**THE PROBLEM**.
Give every line from the entries that contains "particle".

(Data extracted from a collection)
********************

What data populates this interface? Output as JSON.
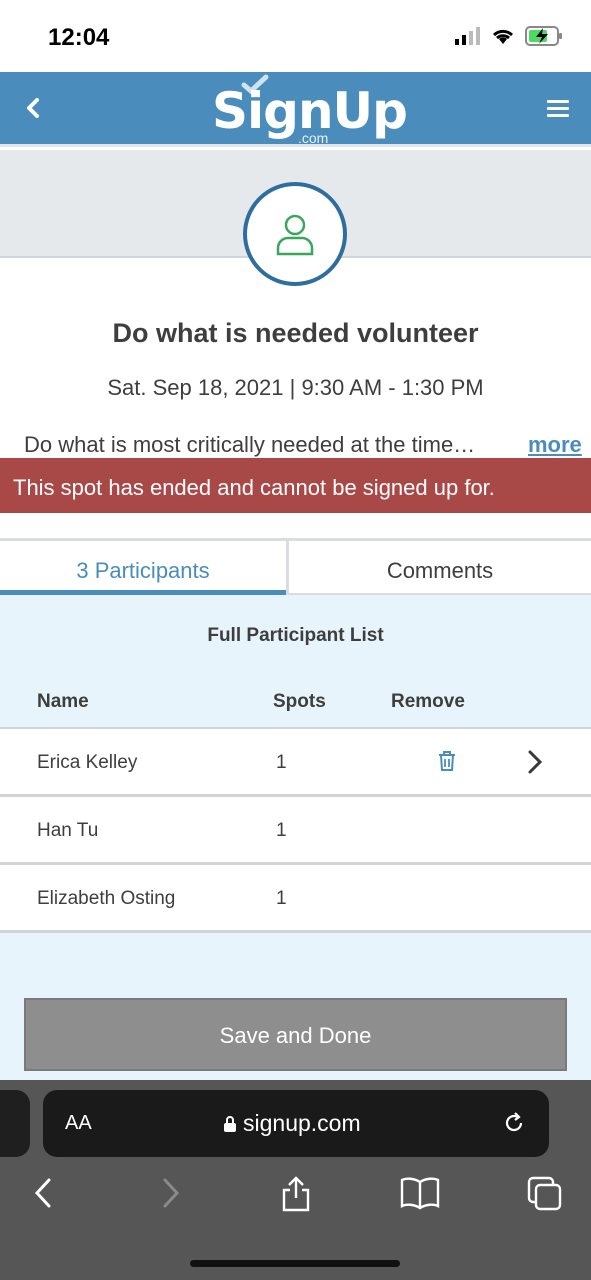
{
  "status_bar": {
    "time": "12:04"
  },
  "header": {
    "logo_text": "SignUp",
    "logo_suffix": ".com"
  },
  "event": {
    "title": "Do what is needed volunteer",
    "datetime": "Sat. Sep 18, 2021 | 9:30 AM - 1:30 PM",
    "description": "Do what is most critically needed at the time…",
    "more_label": "more"
  },
  "alert": {
    "text": "This spot has ended and cannot be signed up for."
  },
  "tabs": [
    {
      "label": "3 Participants",
      "active": true
    },
    {
      "label": "Comments",
      "active": false
    }
  ],
  "participants": {
    "title": "Full Participant List",
    "columns": {
      "name": "Name",
      "spots": "Spots",
      "remove": "Remove"
    },
    "rows": [
      {
        "name": "Erica Kelley",
        "spots": "1",
        "removable": true
      },
      {
        "name": "Han Tu",
        "spots": "1",
        "removable": false
      },
      {
        "name": "Elizabeth Osting",
        "spots": "1",
        "removable": false
      }
    ]
  },
  "save_button": {
    "label": "Save and Done"
  },
  "browser": {
    "text_size_label": "AA",
    "url": "signup.com"
  },
  "colors": {
    "brand_blue": "#4a8dbd",
    "alert_red": "#a94947",
    "avatar_green": "#3aa55d",
    "panel_bg": "#e8f4fb"
  }
}
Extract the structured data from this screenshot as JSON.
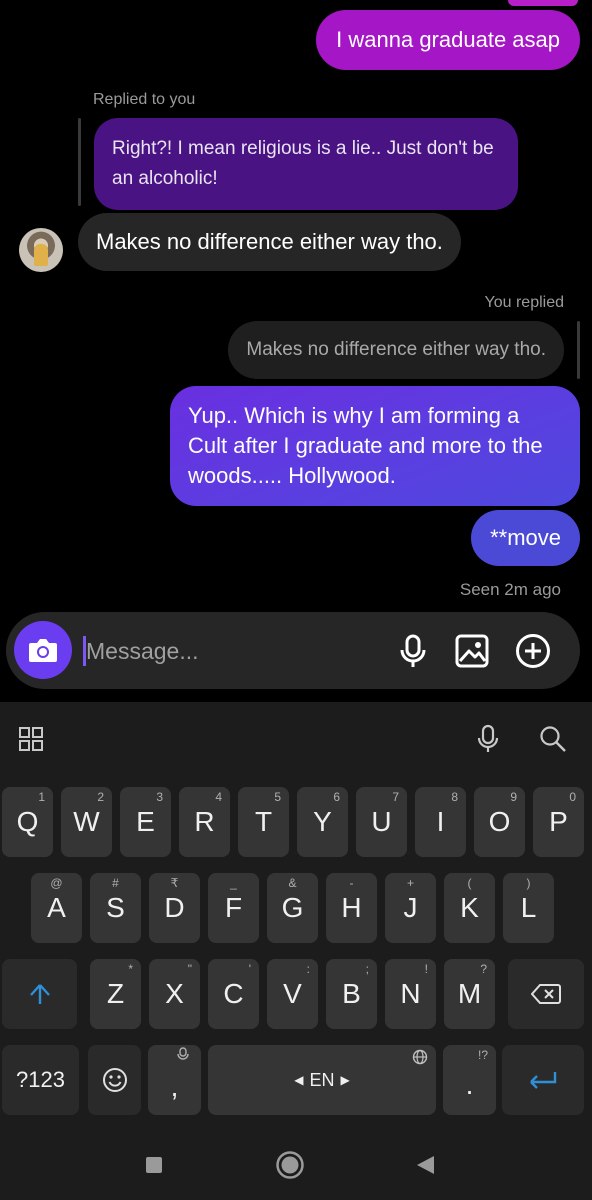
{
  "chat": {
    "messages": [
      {
        "id": "m1",
        "text": "I wanna graduate asap"
      },
      {
        "id": "m2_label",
        "text": "Replied to you"
      },
      {
        "id": "m2",
        "text": "Right?! I mean religious is a lie.. Just don't be an alcoholic!"
      },
      {
        "id": "m3",
        "text": "Makes no difference either way tho."
      },
      {
        "id": "m4_label",
        "text": "You replied"
      },
      {
        "id": "m4",
        "text": "Makes no difference either way tho."
      },
      {
        "id": "m5",
        "text": "Yup.. Which is why I am forming a Cult after I graduate and more to the woods..... Hollywood."
      },
      {
        "id": "m6",
        "text": "**move"
      }
    ],
    "seen_status": "Seen 2m ago"
  },
  "composer": {
    "placeholder": "Message..."
  },
  "keyboard": {
    "row1": [
      {
        "key": "Q",
        "hint": "1"
      },
      {
        "key": "W",
        "hint": "2"
      },
      {
        "key": "E",
        "hint": "3"
      },
      {
        "key": "R",
        "hint": "4"
      },
      {
        "key": "T",
        "hint": "5"
      },
      {
        "key": "Y",
        "hint": "6"
      },
      {
        "key": "U",
        "hint": "7"
      },
      {
        "key": "I",
        "hint": "8"
      },
      {
        "key": "O",
        "hint": "9"
      },
      {
        "key": "P",
        "hint": "0"
      }
    ],
    "row2": [
      {
        "key": "A",
        "hint": "@"
      },
      {
        "key": "S",
        "hint": "#"
      },
      {
        "key": "D",
        "hint": "₹"
      },
      {
        "key": "F",
        "hint": "_"
      },
      {
        "key": "G",
        "hint": "&"
      },
      {
        "key": "H",
        "hint": "-"
      },
      {
        "key": "J",
        "hint": "+"
      },
      {
        "key": "K",
        "hint": "("
      },
      {
        "key": "L",
        "hint": ")"
      }
    ],
    "row3": [
      {
        "key": "Z",
        "hint": "*"
      },
      {
        "key": "X",
        "hint": "\""
      },
      {
        "key": "C",
        "hint": "'"
      },
      {
        "key": "V",
        "hint": ":"
      },
      {
        "key": "B",
        "hint": ";"
      },
      {
        "key": "N",
        "hint": "!"
      },
      {
        "key": "M",
        "hint": "?"
      }
    ],
    "symbols_key": "?123",
    "comma_key": ",",
    "space_label": "EN",
    "period_key": ".",
    "period_hint": "!?",
    "accent_color": "#2f8fd8"
  },
  "colors": {
    "sent_magenta": "#a516c6",
    "sent_purple": "#6a2fe0",
    "received_gray": "#262626",
    "camera_button": "#6b3df0"
  },
  "icons": {
    "apps": "apps-grid-icon",
    "mic_toolbar": "microphone-icon",
    "search": "search-icon",
    "shift": "shift-arrow-icon",
    "backspace": "backspace-icon",
    "emoji": "emoji-icon",
    "globe": "globe-icon",
    "enter": "enter-icon"
  }
}
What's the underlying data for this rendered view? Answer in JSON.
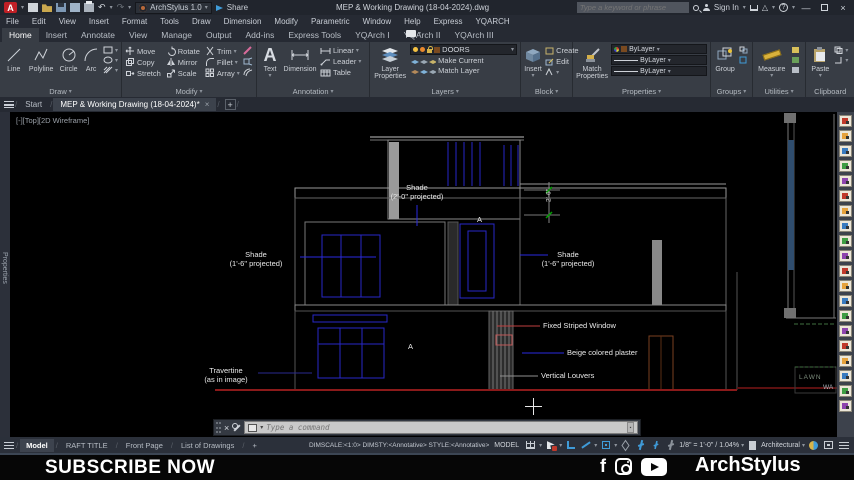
{
  "titlebar": {
    "logo_letter": "A",
    "workspace": "ArchStylus 1.0",
    "share_label": "Share",
    "doc_title": "MEP & Working Drawing (18-04-2024).dwg",
    "search_placeholder": "Type a keyword or phrase",
    "sign_in_label": "Sign In"
  },
  "menubar": {
    "items": [
      "File",
      "Edit",
      "View",
      "Insert",
      "Format",
      "Tools",
      "Draw",
      "Dimension",
      "Modify",
      "Parametric",
      "Window",
      "Help",
      "Express",
      "YQARCH"
    ]
  },
  "ribbon": {
    "tabs": [
      {
        "label": "Home",
        "active": true
      },
      {
        "label": "Insert"
      },
      {
        "label": "Annotate"
      },
      {
        "label": "View"
      },
      {
        "label": "Manage"
      },
      {
        "label": "Output"
      },
      {
        "label": "Add-ins"
      },
      {
        "label": "Express Tools"
      },
      {
        "label": "YQArch I"
      },
      {
        "label": "YQArch II"
      },
      {
        "label": "YQArch III"
      }
    ],
    "panels": {
      "draw": {
        "label": "Draw",
        "tools": [
          "Line",
          "Polyline",
          "Circle",
          "Arc"
        ]
      },
      "modify": {
        "label": "Modify",
        "tools": [
          "Move",
          "Rotate",
          "Trim",
          "Copy",
          "Mirror",
          "Fillet",
          "Stretch",
          "Scale",
          "Array"
        ]
      },
      "annotation": {
        "label": "Annotation",
        "text_tool": "Text",
        "dimension_tool": "Dimension",
        "tools": [
          "Linear",
          "Leader",
          "Table"
        ]
      },
      "layers": {
        "label": "Layers",
        "big": "Layer Properties",
        "current_layer": "DOORS",
        "make_current": "Make Current",
        "match_layer": "Match Layer"
      },
      "block": {
        "label": "Block",
        "big": "Insert",
        "tools": [
          "Create",
          "Edit"
        ]
      },
      "properties": {
        "label": "Properties",
        "big": "Match Properties",
        "color": "ByLayer",
        "lineweight": "ByLayer",
        "linetype": "ByLayer"
      },
      "groups": {
        "label": "Groups",
        "big": "Group"
      },
      "utilities": {
        "label": "Utilities",
        "big": "Measure"
      },
      "clipboard": {
        "label": "Clipboard",
        "big": "Paste"
      }
    }
  },
  "file_tabs": {
    "start": "Start",
    "active": "MEP & Working Drawing (18-04-2024)*"
  },
  "canvas": {
    "viewport_label": "[-][Top][2D Wireframe]",
    "palette_tab": "Properties",
    "labels": {
      "shade_top_1": "Shade",
      "shade_top_2": "(2'-0\" projected)",
      "shade_left_1": "Shade",
      "shade_left_2": "(1'-6\" projected)",
      "shade_right_1": "Shade",
      "shade_right_2": "(1'-6\" projected)",
      "fixed_striped_window": "Fixed Striped Window",
      "beige_plaster": "Beige colored plaster",
      "vertical_louvers": "Vertical Louvers",
      "travertine_1": "Travertine",
      "travertine_2": "(as in image)",
      "grid_a_upper": "A",
      "grid_a_lower": "A",
      "dim_2_6": "2'-6\"",
      "lawn": "LAWN",
      "wa": "WA"
    },
    "command": {
      "placeholder": "Type a command"
    }
  },
  "statusbar": {
    "layout_tabs": [
      {
        "label": "Model",
        "active": true
      },
      {
        "label": "RAFT TITLE"
      },
      {
        "label": "Front Page"
      },
      {
        "label": "List of Drawings"
      }
    ],
    "info": "DIMSCALE:<1:0>  DIMSTY:<Annotative>  STYLE:<Annotative>",
    "model_label": "MODEL",
    "scale": "1/8\" = 1'-0\" / 1.04%",
    "units": "Architectural"
  },
  "banner": {
    "subscribe": "SUBSCRIBE NOW",
    "brand": "ArchStylus"
  },
  "colors": {
    "accent_blue": "#3f9bd8",
    "layer_swatch": "#7a4a20",
    "drawing_blue": "#2626c8",
    "ground_red": "#8b1a1a"
  }
}
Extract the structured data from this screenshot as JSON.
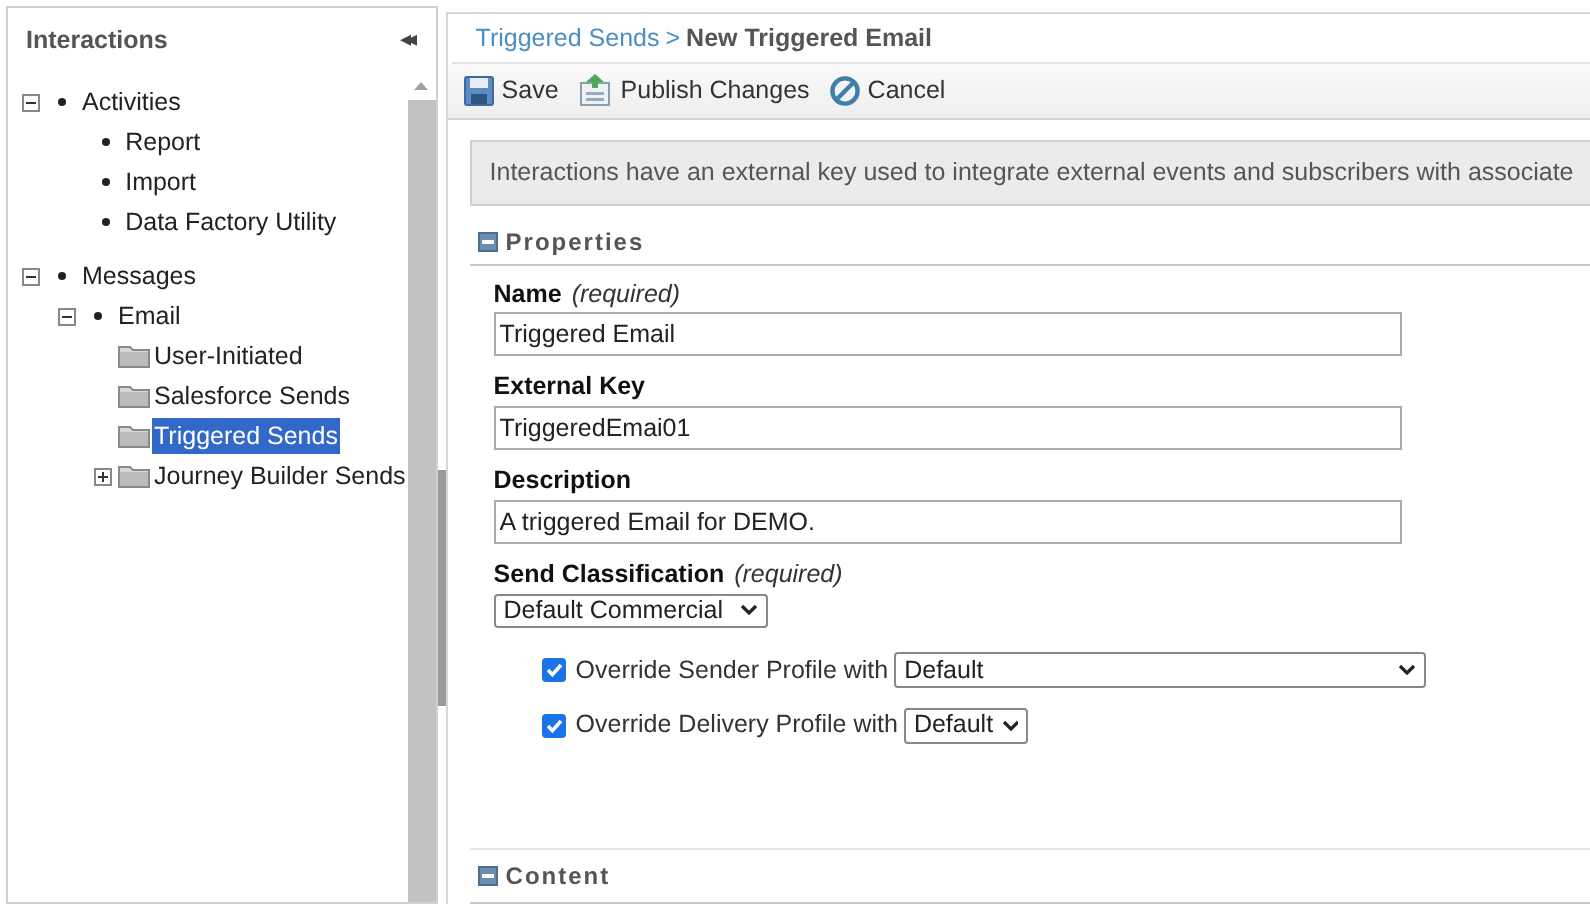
{
  "sidebar": {
    "title": "Interactions",
    "collapse": "◂◂",
    "tree": [
      {
        "label": "Activities",
        "kind": "bullet",
        "expanded": true,
        "selected": false,
        "children": [
          {
            "label": "Report",
            "kind": "bullet",
            "selected": false
          },
          {
            "label": "Import",
            "kind": "bullet",
            "selected": false
          },
          {
            "label": "Data Factory Utility",
            "kind": "bullet",
            "selected": false
          }
        ]
      },
      {
        "label": "Messages",
        "kind": "bullet",
        "expanded": true,
        "selected": false,
        "children": [
          {
            "label": "Email",
            "kind": "bullet",
            "expanded": true,
            "selected": false,
            "children": [
              {
                "label": "User-Initiated",
                "kind": "folder",
                "selected": false
              },
              {
                "label": "Salesforce Sends",
                "kind": "folder",
                "selected": false
              },
              {
                "label": "Triggered Sends",
                "kind": "folder",
                "selected": true
              },
              {
                "label": "Journey Builder Sends",
                "kind": "folder",
                "expanded": false,
                "selected": false
              }
            ]
          }
        ]
      }
    ]
  },
  "breadcrumb": {
    "link": "Triggered Sends",
    "separator": ">",
    "current": "New Triggered Email"
  },
  "toolbar": [
    {
      "label": "Save",
      "kind": "save"
    },
    {
      "label": "Publish Changes",
      "kind": "publish"
    },
    {
      "label": "Cancel",
      "kind": "cancel"
    }
  ],
  "info": "Interactions have an external key used to integrate external events and subscribers with associate",
  "sections": [
    {
      "title": "Properties",
      "expanded": true
    },
    {
      "title": "Content",
      "expanded": true
    }
  ],
  "fields": [
    {
      "label": "Name",
      "note": "(required)",
      "value": "Triggered Email"
    },
    {
      "label": "External Key",
      "value": "TriggeredEmai01"
    },
    {
      "label": "Description",
      "value": "A triggered Email for DEMO."
    }
  ],
  "classification": {
    "label": "Send Classification",
    "note": "(required)",
    "value": "Default Commercial"
  },
  "overrides": [
    {
      "label": "Override Sender Profile with",
      "checked": true,
      "value": "Default"
    },
    {
      "label": "Override Delivery Profile with",
      "checked": true,
      "value": "Default"
    }
  ]
}
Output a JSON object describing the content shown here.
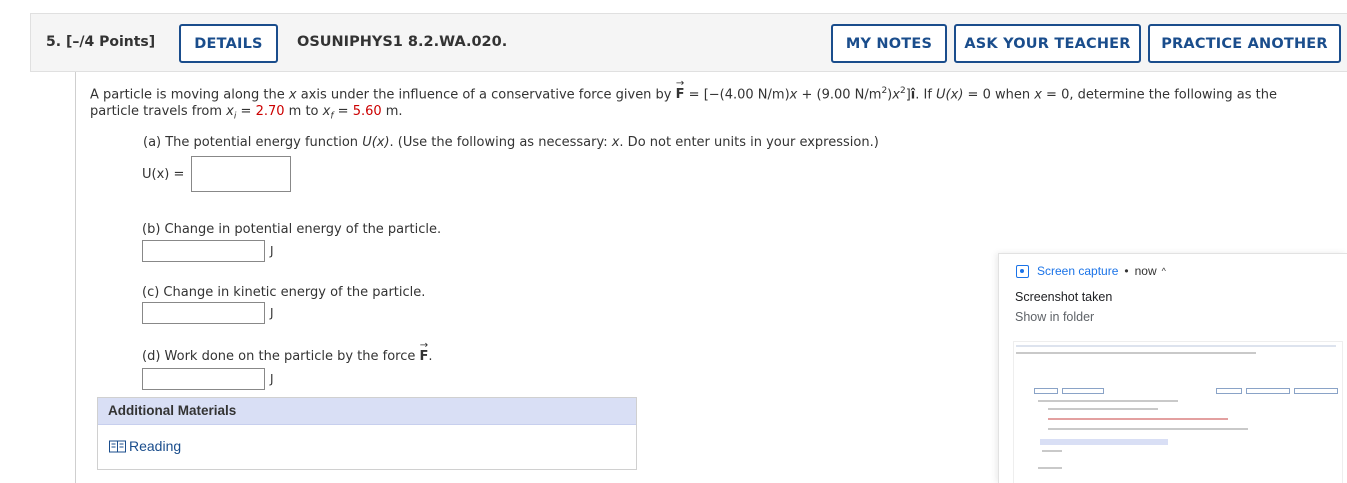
{
  "header": {
    "question_number": "5.",
    "points": "[–/4 Points]",
    "details_label": "DETAILS",
    "question_code": "OSUNIPHYS1 8.2.WA.020.",
    "my_notes_label": "MY NOTES",
    "ask_teacher_label": "ASK YOUR TEACHER",
    "practice_another_label": "PRACTICE ANOTHER"
  },
  "problem": {
    "intro_1": "A particle is moving along the ",
    "x_var": "x",
    "intro_2": " axis under the influence of a conservative force given by ",
    "force_symbol": "F",
    "intro_3": " = [−(4.00 N/m)",
    "intro_4": " + (9.00 N/m",
    "sq": "2",
    "intro_5": ")",
    "intro_6": "]",
    "ihat": "î",
    "intro_7": ". If ",
    "U_of_x": "U(x)",
    "intro_8": " = 0 when ",
    "intro_9": " = 0, determine the following as the",
    "line2_a": "particle travels from ",
    "xi_sub": "i",
    "eq": " = ",
    "xi_value": "2.70",
    "line2_b": " m to ",
    "xf_sub": "f",
    "xf_value": "5.60",
    "line2_c": " m."
  },
  "parts": {
    "a_label_1": "(a) The potential energy function ",
    "a_label_2": ". (Use the following as necessary: ",
    "a_label_3": ". Do not enter units in your expression.)",
    "a_input_label": "U(x) =",
    "a_input_value": "",
    "b_label": "(b) Change in potential energy of the particle.",
    "b_input_value": "",
    "b_unit": "J",
    "c_label": "(c) Change in kinetic energy of the particle.",
    "c_input_value": "",
    "c_unit": "J",
    "d_label": "(d) Work done on the particle by the force ",
    "d_force": "F",
    "d_period": ".",
    "d_input_value": "",
    "d_unit": "J"
  },
  "additional_materials": {
    "title": "Additional Materials",
    "reading_label": "Reading"
  },
  "notification": {
    "app_name": "Screen capture",
    "dot": "•",
    "when": "now",
    "chevron": "^",
    "title": "Screenshot taken",
    "subtitle": "Show in folder"
  },
  "colors": {
    "accent_blue": "#1a4d8c",
    "given_value_red": "#cc0000",
    "additional_materials_header": "#d9dff5"
  }
}
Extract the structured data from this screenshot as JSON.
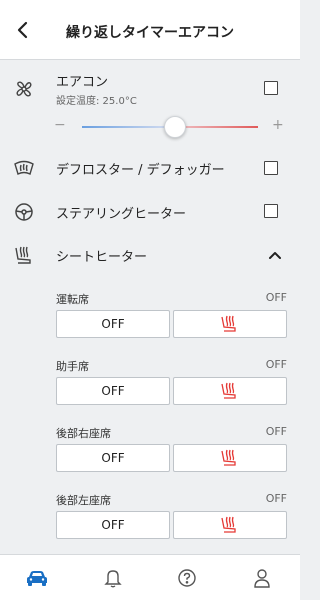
{
  "header": {
    "title": "繰り返しタイマーエアコン"
  },
  "aircon": {
    "label": "エアコン",
    "setting": "設定温度: 25.0°C",
    "slider_minus": "−",
    "slider_plus": "+"
  },
  "defroster": {
    "label": "デフロスター / デフォッガー"
  },
  "steering": {
    "label": "ステアリングヒーター"
  },
  "seat_heater": {
    "label": "シートヒーター",
    "seats": [
      {
        "name": "運転席",
        "status": "OFF",
        "off_label": "OFF"
      },
      {
        "name": "助手席",
        "status": "OFF",
        "off_label": "OFF"
      },
      {
        "name": "後部右座席",
        "status": "OFF",
        "off_label": "OFF"
      },
      {
        "name": "後部左座席",
        "status": "OFF",
        "off_label": "OFF"
      }
    ]
  },
  "tabs": [
    {
      "icon": "car-icon",
      "active": true
    },
    {
      "icon": "bell-icon",
      "active": false
    },
    {
      "icon": "help-icon",
      "active": false
    },
    {
      "icon": "person-icon",
      "active": false
    }
  ],
  "colors": {
    "accent": "#1a6fc4",
    "heat": "#e53935",
    "slider_cool": "#6a9fe0",
    "slider_warm": "#e05a5a"
  }
}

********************

**RESULT BELOW**.
    "intro_1": "A particle is moving along the ",
    "line2_a": "particle travels from ",
    "b_label": "(b) Change in potential energy of the particle.",
    "c_label": "(c) Change in kinetic energy of the particle.",
    "d_label": "(d) Work done on the particle by the force ",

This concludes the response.